**RAW DATA**:
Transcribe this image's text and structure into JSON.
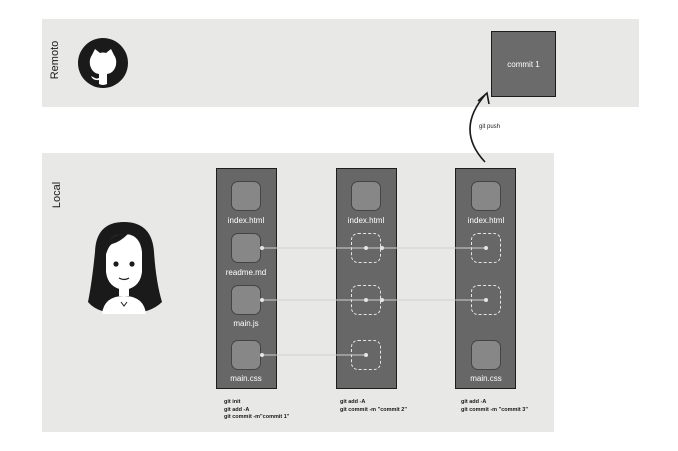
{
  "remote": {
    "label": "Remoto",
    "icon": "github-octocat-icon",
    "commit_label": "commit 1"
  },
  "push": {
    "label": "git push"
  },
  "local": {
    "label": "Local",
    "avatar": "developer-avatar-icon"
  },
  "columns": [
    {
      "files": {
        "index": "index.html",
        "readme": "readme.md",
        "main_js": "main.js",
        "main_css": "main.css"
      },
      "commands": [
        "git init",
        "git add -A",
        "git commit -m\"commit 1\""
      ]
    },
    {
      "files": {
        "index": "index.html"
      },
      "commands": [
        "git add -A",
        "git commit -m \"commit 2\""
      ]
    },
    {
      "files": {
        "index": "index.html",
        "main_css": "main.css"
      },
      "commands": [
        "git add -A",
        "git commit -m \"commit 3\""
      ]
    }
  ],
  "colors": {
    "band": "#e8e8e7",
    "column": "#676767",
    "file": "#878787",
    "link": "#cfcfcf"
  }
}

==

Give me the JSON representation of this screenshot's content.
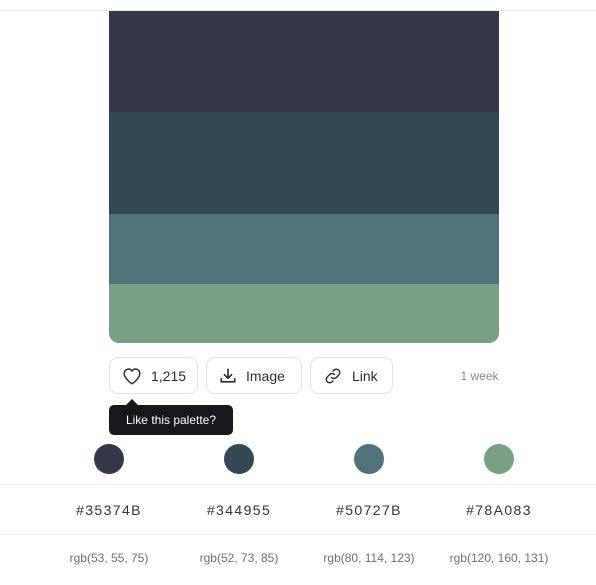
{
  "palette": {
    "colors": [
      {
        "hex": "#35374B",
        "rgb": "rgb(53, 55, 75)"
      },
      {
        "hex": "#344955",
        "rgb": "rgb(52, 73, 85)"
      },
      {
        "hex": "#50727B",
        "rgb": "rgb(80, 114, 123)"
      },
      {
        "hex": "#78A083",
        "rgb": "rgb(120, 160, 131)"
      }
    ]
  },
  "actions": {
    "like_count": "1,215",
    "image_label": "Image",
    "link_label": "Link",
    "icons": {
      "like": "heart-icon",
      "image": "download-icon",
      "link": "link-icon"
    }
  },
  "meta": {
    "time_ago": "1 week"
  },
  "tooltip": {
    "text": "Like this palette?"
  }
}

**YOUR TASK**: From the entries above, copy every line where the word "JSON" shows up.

**EXERCISE SOLUTION**:
Transcribe this image's text and structure into JSON.
Give me the JSON representation of this screenshot's content.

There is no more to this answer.